There will be times when you and your partner will be having disagreement and conflicts. Both of you will be going through emotional struggles.Why Do New Parents Go Through Emotional Issues
A study done on parenting by Professor Claire Hughes, from Cambridge's Centre for Family Research, highlights the need for considering the emotional well-being of both the parents to determine the behavioural and emotional influence of the child . The child's emotions and behaviour were then studied at the age of 14 and 24 months to determine the kind of behavioural issue the child may develop in the upcoming years.
It was later found that the well-being of first-time expectant mothers affected the child's behaviour directly until the child turned two years old. Mothers going through stress, frustration, and prenatal stress delivered the child who later showed behavioural issues such as restlessness, volatility, throwing tantrums, etc.
Below are the reasons why parents become emotionally vulnerable:
One stops caring for self: Since the newborn requires intensive care and affection, parents, especially mothers, give most of the time to their children.
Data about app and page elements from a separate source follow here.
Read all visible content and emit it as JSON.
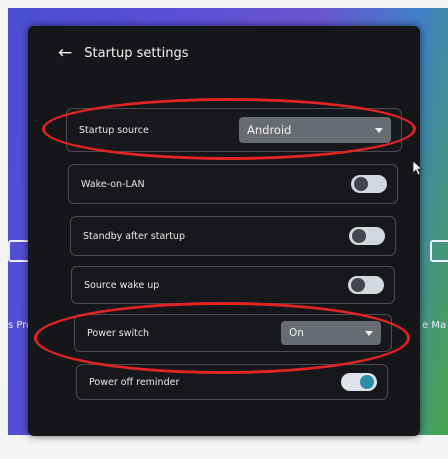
{
  "header": {
    "back_icon": "arrow-left-icon",
    "title": "Startup settings"
  },
  "desktop": {
    "left_label": "s Pro",
    "right_label": "e Ma"
  },
  "settings": {
    "startup_source": {
      "label": "Startup source",
      "value": "Android"
    },
    "wake_on_lan": {
      "label": "Wake-on-LAN",
      "state": "off"
    },
    "standby_after_startup": {
      "label": "Standby after startup",
      "state": "off"
    },
    "source_wake_up": {
      "label": "Source wake up",
      "state": "off"
    },
    "power_switch": {
      "label": "Power switch",
      "value": "On"
    },
    "power_off_reminder": {
      "label": "Power off reminder",
      "state": "on"
    }
  },
  "colors": {
    "annotation": "#e02323",
    "toggle_on": "#2b8ea8"
  }
}
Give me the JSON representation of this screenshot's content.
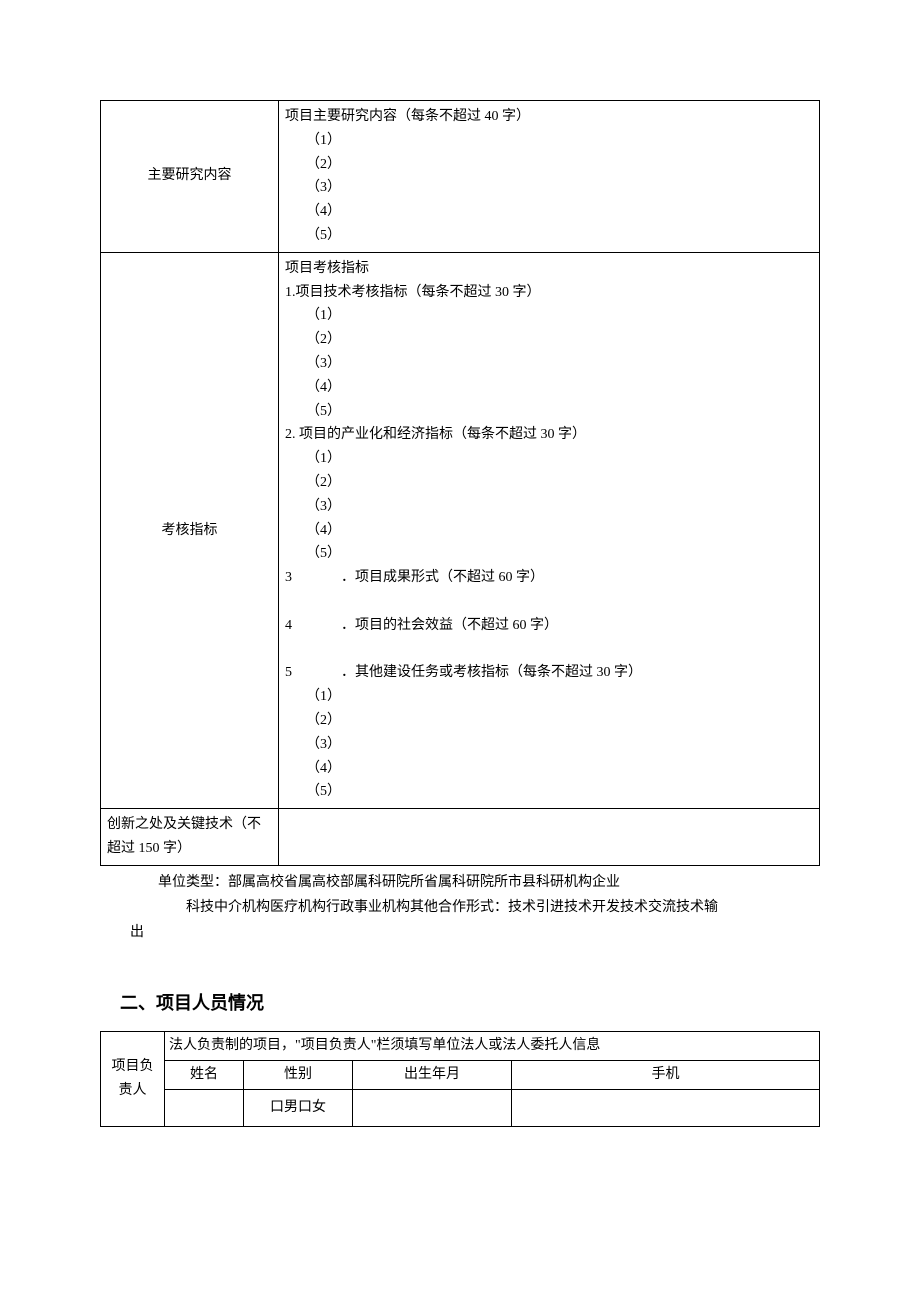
{
  "table1": {
    "row1": {
      "label": "主要研究内容",
      "header": "项目主要研究内容（每条不超过 40 字）",
      "items": [
        "（1）",
        "（2）",
        "（3）",
        "（4）",
        "（5）"
      ]
    },
    "row2": {
      "label": "考核指标",
      "header": "项目考核指标",
      "sec1": {
        "title": "1.项目技术考核指标（每条不超过 30 字）",
        "items": [
          "（1）",
          "（2）",
          "（3）",
          "（4）",
          "（5）"
        ]
      },
      "sec2": {
        "title": "2. 项目的产业化和经济指标（每条不超过 30 字）",
        "items": [
          "（1）",
          "（2）",
          "（3）",
          "（4）",
          "（5）"
        ]
      },
      "sec3": {
        "num": "3",
        "rest": "．项目成果形式（不超过 60 字）"
      },
      "sec4": {
        "num": "4",
        "rest": "．项目的社会效益（不超过 60 字）"
      },
      "sec5": {
        "num": "5",
        "rest": "．其他建设任务或考核指标（每条不超过 30 字）",
        "items": [
          "（1）",
          "（2）",
          "（3）",
          "（4）",
          "（5）"
        ]
      }
    },
    "row3": {
      "label": "创新之处及关键技术（不超过 150 字）",
      "content": ""
    }
  },
  "notes": {
    "line1": "单位类型：部属高校省属高校部属科研院所省属科研院所市县科研机构企业",
    "line2": "科技中介机构医疗机构行政事业机构其他合作形式：技术引进技术开发技术交流技术输",
    "line3": "出"
  },
  "section2": {
    "heading": "二、项目人员情况",
    "rowLabel": "项目负责人",
    "note": "法人负责制的项目，\"项目负责人\"栏须填写单位法人或法人委托人信息",
    "cols": {
      "name": "姓名",
      "gender": "性别",
      "birth": "出生年月",
      "phone": "手机"
    },
    "values": {
      "name": "",
      "gender": "口男口女",
      "birth": "",
      "phone": ""
    }
  }
}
There is no fixed time for newborns to feel hungry or poop. Mothers have to be on their toes to feed and do the needful for their children. This consumes a major time of the mothers. They don't get time for themselves. This can trigger anxiety and irritation among mothers.
Lack of physical intimacy: It is quite obvious to lavish the entire time on the crying newborn. This leads to tiredness and lack of sleep. Moreover, after having a newborn, couples do not prefer indulging in physical intimacy and prefer being with the child. However, this might lead to frustration and a feeling of getting neglected.
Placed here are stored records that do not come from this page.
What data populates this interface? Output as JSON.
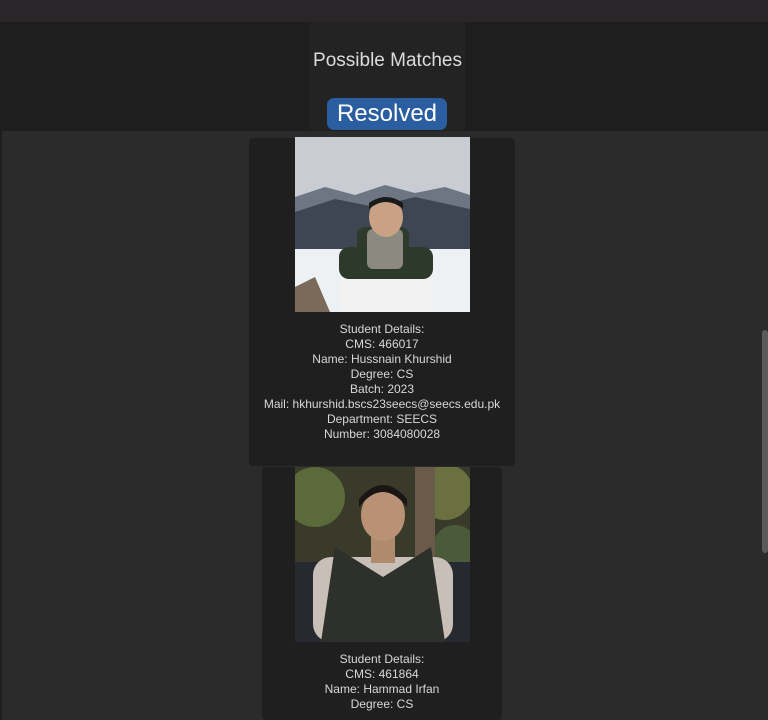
{
  "header": {
    "title": "Possible Matches",
    "resolved_label": "Resolved"
  },
  "colors": {
    "resolved_button": "#2b5ea0",
    "background": "#1e1e1e",
    "panel": "#2b2b2b",
    "card": "#1f1f1f"
  },
  "students": [
    {
      "heading": "Student Details:",
      "cms": "CMS: 466017",
      "name": "Name: Hussnain Khurshid",
      "degree": "Degree: CS",
      "batch": "Batch: 2023",
      "mail": "Mail: hkhurshid.bscs23seecs@seecs.edu.pk",
      "department": "Department: SEECS",
      "number": "Number: 3084080028"
    },
    {
      "heading": "Student Details:",
      "cms": "CMS: 461864",
      "name": "Name: Hammad Irfan",
      "degree": "Degree: CS"
    }
  ]
}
Different parenting strategies: Both the mother and father come from different environment as they have been raised differently. It is obvious that both of them want to give the best to their kids and, therefore, one parent's fast-and-loose style of child-rearing might be at odds with the other parent's more focused and disciplined approach.Why Children Get Affected By Seeing Their Parents Fight
Though fights are a part of every relationship, young children get affected after seeing their parents quarrel with each other. According to some scientists, "Young children can pick up on their parents' relationship problems - leaving them more likely to worry or scare easily."
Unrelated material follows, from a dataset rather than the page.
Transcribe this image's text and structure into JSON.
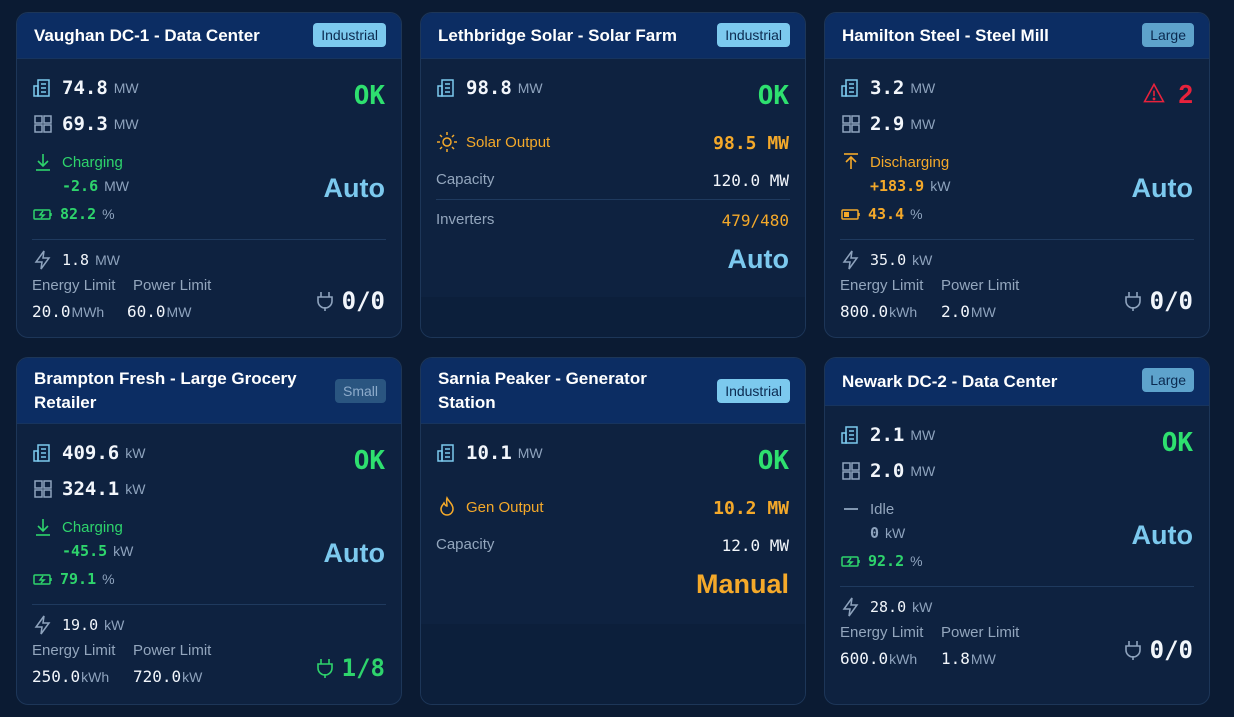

As a result of the emotional struggles experienced by expecting parents, children might have some behavioural problems. Not only this, children learn from the way their parents react and respond to a certain situation. If parents are always screaming and playing the blame game, children will do the same.
Prof Claire Hughes has said, "For too long, the experiences of first-time dads have either been sidelined or treated in isolation from that of mums . This needs to change because difficulties in children's early relationships with both mothers and fathers can have long-term effects."What Behavioural Issues Are Being Faced By Kids
Some children who are of two years old and above might exhibit some common emotional problems such as unhappiness, anxiety, and fear. In addition to this, children might become short-tempered and stubborn. These behavioural issues are due to the prenatal and postnatal emotional struggles, lack of happiness, and emotional conflicts faced by their parents in their relationships.The Findings
A report was published in the Development & Psychopathology conducted on 438 first-time parents who shared their experiences of emotional struggles before and after their child completed 4th, 14th and 24th months.
The parents were interviewed in-person and were asked standardised questions. The parents reported how they went through depression and anxiety during the second and third trimester of their pregnancy. This continued even when their children were born and were of 4, 14 and 24 months. Parents also mentioned the kind of relationship they had with their children along with the behaviour exhibited by their children.
Prof Hughes said, "Our findings highlight the need for earlier and more effective support for couples to prepare them better for the transition to parenthood."
He further said, "genetic factors are likely to play a role but they accounted for parents' mental health difficulties prior to their first pregnancy and after their child's birth."